What are YOU afraid of? Something Scary, a family friendly, somewhat wacky exploration of fears and phobias, will be on view at the Berkshire Museum September 15 through October 31, 2016. The exhibition will open Thursday evening, September 15, from 5 to 8 pm, when admission to the Museum is free in conjunction with Pittsfield’s Third Thursday festival.
Dare to discover how much fun scary can be!
Something Scary was developed at the Berkshire Museum by guest curator Kirsti Scutt Edwards, director of curatorial affairs Maria Mingalone, and exhibitions manager Jason Verchot. Something Scary is sponsored in part by Berkshire Magazine.
Visitors exploring their terrors and trepidations in the Something Scary galleries will encounter the eerie “wall of shadows” and other chilling experiences, including a torture chamber filled with menacing weapons and skeletons and an interactive Ouija board station offering opportunities to commune with otherworldly spirits.
“As the former exhibitions manager at the Berkshire Museum, I spent a lot of time mining our collection and often freaking myself out in the process,” says Edwards. “This exhibition came out of an idea of exhibiting all of the scary things we would come across in storage while working with the collections.”

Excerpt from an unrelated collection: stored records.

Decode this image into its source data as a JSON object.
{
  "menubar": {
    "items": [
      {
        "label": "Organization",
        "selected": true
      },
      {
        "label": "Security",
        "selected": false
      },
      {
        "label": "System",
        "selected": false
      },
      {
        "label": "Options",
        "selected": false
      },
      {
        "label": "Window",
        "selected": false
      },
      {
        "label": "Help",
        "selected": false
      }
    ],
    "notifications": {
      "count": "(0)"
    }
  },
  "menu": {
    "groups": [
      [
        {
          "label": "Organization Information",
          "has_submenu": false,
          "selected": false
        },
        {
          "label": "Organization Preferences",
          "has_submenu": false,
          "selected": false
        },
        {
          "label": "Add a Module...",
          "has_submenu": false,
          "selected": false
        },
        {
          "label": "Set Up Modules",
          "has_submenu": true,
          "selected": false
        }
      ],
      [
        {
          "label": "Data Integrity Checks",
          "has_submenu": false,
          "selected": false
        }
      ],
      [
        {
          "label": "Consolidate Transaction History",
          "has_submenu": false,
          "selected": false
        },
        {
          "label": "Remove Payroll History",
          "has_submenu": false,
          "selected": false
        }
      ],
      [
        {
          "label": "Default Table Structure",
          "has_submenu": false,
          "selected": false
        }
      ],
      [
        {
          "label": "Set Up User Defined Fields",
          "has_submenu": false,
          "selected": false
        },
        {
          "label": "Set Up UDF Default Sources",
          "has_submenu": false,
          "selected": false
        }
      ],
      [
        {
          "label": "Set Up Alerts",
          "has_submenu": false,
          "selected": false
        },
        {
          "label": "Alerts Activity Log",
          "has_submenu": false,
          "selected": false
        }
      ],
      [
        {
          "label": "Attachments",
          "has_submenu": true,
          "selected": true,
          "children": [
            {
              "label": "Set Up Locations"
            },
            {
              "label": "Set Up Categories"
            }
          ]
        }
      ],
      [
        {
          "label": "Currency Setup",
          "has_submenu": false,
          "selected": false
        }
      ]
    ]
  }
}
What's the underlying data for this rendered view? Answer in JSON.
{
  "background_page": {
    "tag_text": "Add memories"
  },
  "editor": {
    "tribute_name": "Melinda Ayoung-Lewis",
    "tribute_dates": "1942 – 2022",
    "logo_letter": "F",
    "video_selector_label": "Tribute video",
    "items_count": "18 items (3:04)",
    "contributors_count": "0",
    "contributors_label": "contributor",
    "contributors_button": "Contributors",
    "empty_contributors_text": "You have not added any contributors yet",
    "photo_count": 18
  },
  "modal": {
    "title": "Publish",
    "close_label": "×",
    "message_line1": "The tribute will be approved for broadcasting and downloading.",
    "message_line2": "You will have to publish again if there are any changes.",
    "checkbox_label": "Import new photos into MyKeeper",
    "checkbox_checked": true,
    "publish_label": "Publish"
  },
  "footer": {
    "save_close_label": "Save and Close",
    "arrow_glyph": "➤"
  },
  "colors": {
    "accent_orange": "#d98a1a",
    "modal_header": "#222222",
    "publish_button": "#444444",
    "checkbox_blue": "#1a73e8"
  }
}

Something Scary features fascinating and fearsome objects from the Museum’s eclectic collection, from a witch’s broom to a pit of snakes and even real owl and tarantula specimens. A dark and gloomy seventeenth-century oil painting depicts a somber Dutch family, attired all in black, whose eyes seem to peer out at museum-goers in the gallery. Daggers and pikes from the past hint at a history of violence while spooky antique china dolls with glass eyes stare balefully at visitors, evoking an atmosphere of foreboding.
Objects from the Museum’s fine art collection that enhance the dark atmosphere of the exhibition include an etching by James A.M. Whistler depicting an eerie night scene; a drawing and two woodcuts by Kaethe Kollwitz; and several lithographs by John James Audubon, including depictions of a rat and a wolverine.
Items from a mad scientist’s laboratory and an assortment of truly unusual animal specimens are among the frightful vignettes to be explored. Visitors will be able to vote for their own particular fears, whether blood, heights, public speaking, ghosts and ghouls, the number 13, or things that “go bump in the night.”